From Apprentice to Restaurant Ownership.

Colorado Mountain College’s Culinary Arts Institute has a strong track record of graduating accomplished chefs who go out into the world to make their mark. The combination of affordable classroom instruction and a traditional American Culinary Federation Education Foundation apprenticeship program at Keystone Ski Resort in Colorado’s Rocky Mountains simply can’t be beat.

A shining example of the program’s success is chef Brian Baker, who graduated from the apprenticeship program in 2000. Baker was executive chef at Ski Tip Lodge, which earlier this year was named the No. 6 best restaurant in the country by OpenTable. In 2007, he cooked at the James Beard House, alongside five other Colorado Mountain College alumni. And he opened his own restaurant, Watershed Café in Leavenworth, Washington, this summer.

For Baker it was “pretty spectacular” to get the nod from OpenTable. “This year, being named sixth best restaurant in the country goes to show that consistency in product and a quality staff in the front and the back of the house – the majority of whom come from Colorado Mountain College’s culinary program – makes a real difference,” he says.

Baker’s philosophy at Ski Tip was to put pride, passion, education and energy into everything that they do.  And that care showed.

“I have had the pleasure of watching Chef Baker grow and mature from a culinary student with a lot of raw talent to a refined technician who has elevated his restaurant into one of the best in the nation,” said Kevin Clarke, director of culinary education, Colorado Mountain College Culinary Institute. “He has always had a clear vision about the food he wants to serve his guests and he is uncompromising on his standards. He has created a path to success that many young culinarians often want to try to skip, but I feel it is a key to his success as it has allowed him to truly learn his craft.

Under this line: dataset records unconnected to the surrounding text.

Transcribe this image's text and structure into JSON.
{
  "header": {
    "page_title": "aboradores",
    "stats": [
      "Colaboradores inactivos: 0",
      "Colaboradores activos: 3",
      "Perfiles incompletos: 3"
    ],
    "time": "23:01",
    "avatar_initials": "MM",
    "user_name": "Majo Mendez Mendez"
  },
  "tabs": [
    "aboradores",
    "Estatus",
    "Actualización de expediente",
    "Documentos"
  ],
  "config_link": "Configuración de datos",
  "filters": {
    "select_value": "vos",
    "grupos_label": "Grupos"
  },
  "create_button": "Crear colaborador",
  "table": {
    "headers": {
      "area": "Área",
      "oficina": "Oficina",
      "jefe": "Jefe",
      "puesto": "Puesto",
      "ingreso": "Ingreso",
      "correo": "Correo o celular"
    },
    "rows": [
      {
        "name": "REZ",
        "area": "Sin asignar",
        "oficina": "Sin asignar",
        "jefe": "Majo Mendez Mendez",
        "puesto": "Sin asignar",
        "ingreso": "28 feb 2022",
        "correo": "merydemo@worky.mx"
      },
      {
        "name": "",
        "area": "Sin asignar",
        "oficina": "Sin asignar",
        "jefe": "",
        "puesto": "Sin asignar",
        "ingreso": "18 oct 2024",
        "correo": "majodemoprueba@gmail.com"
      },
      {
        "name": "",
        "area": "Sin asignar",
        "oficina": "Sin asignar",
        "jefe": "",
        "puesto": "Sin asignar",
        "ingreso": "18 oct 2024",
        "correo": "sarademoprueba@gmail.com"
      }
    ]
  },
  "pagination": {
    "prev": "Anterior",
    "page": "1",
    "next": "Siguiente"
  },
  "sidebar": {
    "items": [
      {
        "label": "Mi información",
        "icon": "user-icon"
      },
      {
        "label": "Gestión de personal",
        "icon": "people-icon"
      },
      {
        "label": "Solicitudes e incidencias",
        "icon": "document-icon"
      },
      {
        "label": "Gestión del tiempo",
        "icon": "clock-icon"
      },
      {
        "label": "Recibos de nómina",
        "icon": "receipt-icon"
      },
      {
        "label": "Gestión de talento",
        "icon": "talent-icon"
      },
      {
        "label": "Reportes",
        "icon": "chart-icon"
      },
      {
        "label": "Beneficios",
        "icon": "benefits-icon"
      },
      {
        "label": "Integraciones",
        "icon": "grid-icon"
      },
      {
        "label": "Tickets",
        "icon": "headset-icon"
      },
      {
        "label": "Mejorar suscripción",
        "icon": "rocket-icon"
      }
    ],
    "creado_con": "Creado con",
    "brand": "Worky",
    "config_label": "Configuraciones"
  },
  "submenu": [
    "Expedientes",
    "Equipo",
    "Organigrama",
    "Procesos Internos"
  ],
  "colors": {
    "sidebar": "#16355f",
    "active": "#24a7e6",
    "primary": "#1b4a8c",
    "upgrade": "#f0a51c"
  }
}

Baker was a dedicated apprentice and a member of the student culinary team. His career took off when he  accepted a  sous chef position in one of Colorado Mountain College’s apprenticeship program’s fine-dining restaurants, where he moved into a chef de cuisine position and then quickly moved into the executive chef role. Baker continued to give back to program that helped him reach success by hosting an apprenticeship program at the Ski Tip Lodge where he pushed his apprentices to be the best that they can be every day.